As an actual fighting game, Injustice still provides a lot for all gamers. Fights are fast and flashy, and interactive environments and brutal Dead or Alive-like stage transitions keep the action fresh. Lots of little adjustments help teach the game for beginners and experts alike--pausing a match automatically gives you a list of a character's key specials, with both characters' move lists on-screen if you're playing with a friend. The action is smoother than MK9, playing out like a combination of BlazBlue with its character-specific abilities, Ultimate Marvel vs. Capcom 3's speed and combo-heavy action, just a dash of Smash Bros. for its interactive environments. Unlike the rather stiff kombat combat in MK9, Injustice's speedier gameplay has cross-ups, push blocks, and a burst move to keep the action going. Looking a little deeper, each character's individual move list shows full frame data and move properties. You can also adjust different control elements, like switching between Mortal Kombat or Street Fighter-style special inputs, allow or disallow negative edge, or turn off the interactive environments so you can have a straight-up test of skill.
Unfortunately, those environmental attacks are often unblockable, come out very fast, and lop off huge chunks of health. Some characters are just a little too good at keep-away (I'm seeing a lot of Deathstroke players online), and while there are solid rushdown characters to compensate, it's going to take a few balance tweaks before the game is as up-to-snuff as other current-gen fighters. Netcode leaves quite a bit to be desired right now--the game was laggy playing a friend in Hawaii, and makes (in my opinion) a bad choice in online priorities by keeping the game's animation smooth at the cost of input lag. This was on Xbox Live, too--normally I have no problems no matter what I pop in, even launch titles like Dead or Alive 4. Reports from PS3 and Wii U friends seem to be having a worse time of it, but NetherRealm put its whole weight behind Injustice and I don't think they're going to drop the ball on this.
Injustice: Gods Among Us gives a lot of bang for your buck, with a solid fighter that suffers from a handful of competitive and online hiccups. Plenty of unlockables and a thorough array of single-player options will keep the game spinning in your systems, and a smart front end makes training fun. Since Injustice is using NetherRealm's HotFix system, expect steady updates for the next while as it's made into a tighter, more competitive experience. Injustice is so far the best fighting game experience of the year--it's not the fighting game we asked for, but it's the fighting game we deserve.

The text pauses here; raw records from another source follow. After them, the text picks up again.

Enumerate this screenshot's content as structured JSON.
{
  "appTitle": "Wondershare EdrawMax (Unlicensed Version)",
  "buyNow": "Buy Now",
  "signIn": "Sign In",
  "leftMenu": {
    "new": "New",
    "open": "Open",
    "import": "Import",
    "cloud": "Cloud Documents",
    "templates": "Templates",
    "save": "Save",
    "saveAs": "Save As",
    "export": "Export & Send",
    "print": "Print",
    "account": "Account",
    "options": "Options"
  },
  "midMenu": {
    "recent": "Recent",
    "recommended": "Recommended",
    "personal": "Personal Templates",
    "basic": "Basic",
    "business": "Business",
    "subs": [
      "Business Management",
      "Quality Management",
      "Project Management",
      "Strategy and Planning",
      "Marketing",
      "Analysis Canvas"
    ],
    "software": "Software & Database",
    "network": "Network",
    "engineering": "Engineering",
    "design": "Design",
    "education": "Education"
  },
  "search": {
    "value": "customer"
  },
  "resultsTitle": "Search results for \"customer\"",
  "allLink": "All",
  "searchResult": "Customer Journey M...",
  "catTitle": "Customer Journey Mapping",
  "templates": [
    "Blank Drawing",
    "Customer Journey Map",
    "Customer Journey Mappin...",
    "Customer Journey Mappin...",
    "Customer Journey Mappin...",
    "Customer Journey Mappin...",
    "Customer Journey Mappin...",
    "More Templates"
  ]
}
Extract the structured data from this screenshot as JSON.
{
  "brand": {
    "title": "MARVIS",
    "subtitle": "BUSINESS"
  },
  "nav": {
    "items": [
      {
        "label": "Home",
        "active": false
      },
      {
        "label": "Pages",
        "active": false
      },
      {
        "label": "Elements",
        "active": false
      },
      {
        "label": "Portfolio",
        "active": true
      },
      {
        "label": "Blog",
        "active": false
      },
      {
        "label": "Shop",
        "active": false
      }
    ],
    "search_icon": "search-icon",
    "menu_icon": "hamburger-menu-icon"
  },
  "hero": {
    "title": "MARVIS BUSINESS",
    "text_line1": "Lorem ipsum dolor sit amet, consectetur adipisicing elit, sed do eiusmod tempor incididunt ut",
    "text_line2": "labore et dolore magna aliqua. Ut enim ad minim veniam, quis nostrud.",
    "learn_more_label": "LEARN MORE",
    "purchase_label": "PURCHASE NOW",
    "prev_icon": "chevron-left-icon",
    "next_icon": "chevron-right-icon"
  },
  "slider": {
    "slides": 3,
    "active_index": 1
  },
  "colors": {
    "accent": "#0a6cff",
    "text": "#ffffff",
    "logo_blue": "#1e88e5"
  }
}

Oh the hell with it, you know what I meant. Fighting game fans--and casuals especially--do yourself a favor and check out Injustice: Gods Among Us!
+ Fast, fierce gameplay is fun to play (and fun to watch!) for hardcore fighters and casual fans alike
+ Plenty of control and gameplay options to help you hone your skills and play the game exactly how you want to
+ Tons of single-player content and unlockables to keep players busy when they're not fighting through the online ranks
+ Story mode has great voice acting and plays out like a long JLA arc or DC Universe Animated Movie
+/- Sizable roster of heroes and villains from all across the DCU, but a little too Bat-heavy with a few questionable choices
- Weak netcode that prioritizes smooth animation over input delay
- Why the hell does Catwoman look like Kris Jenner?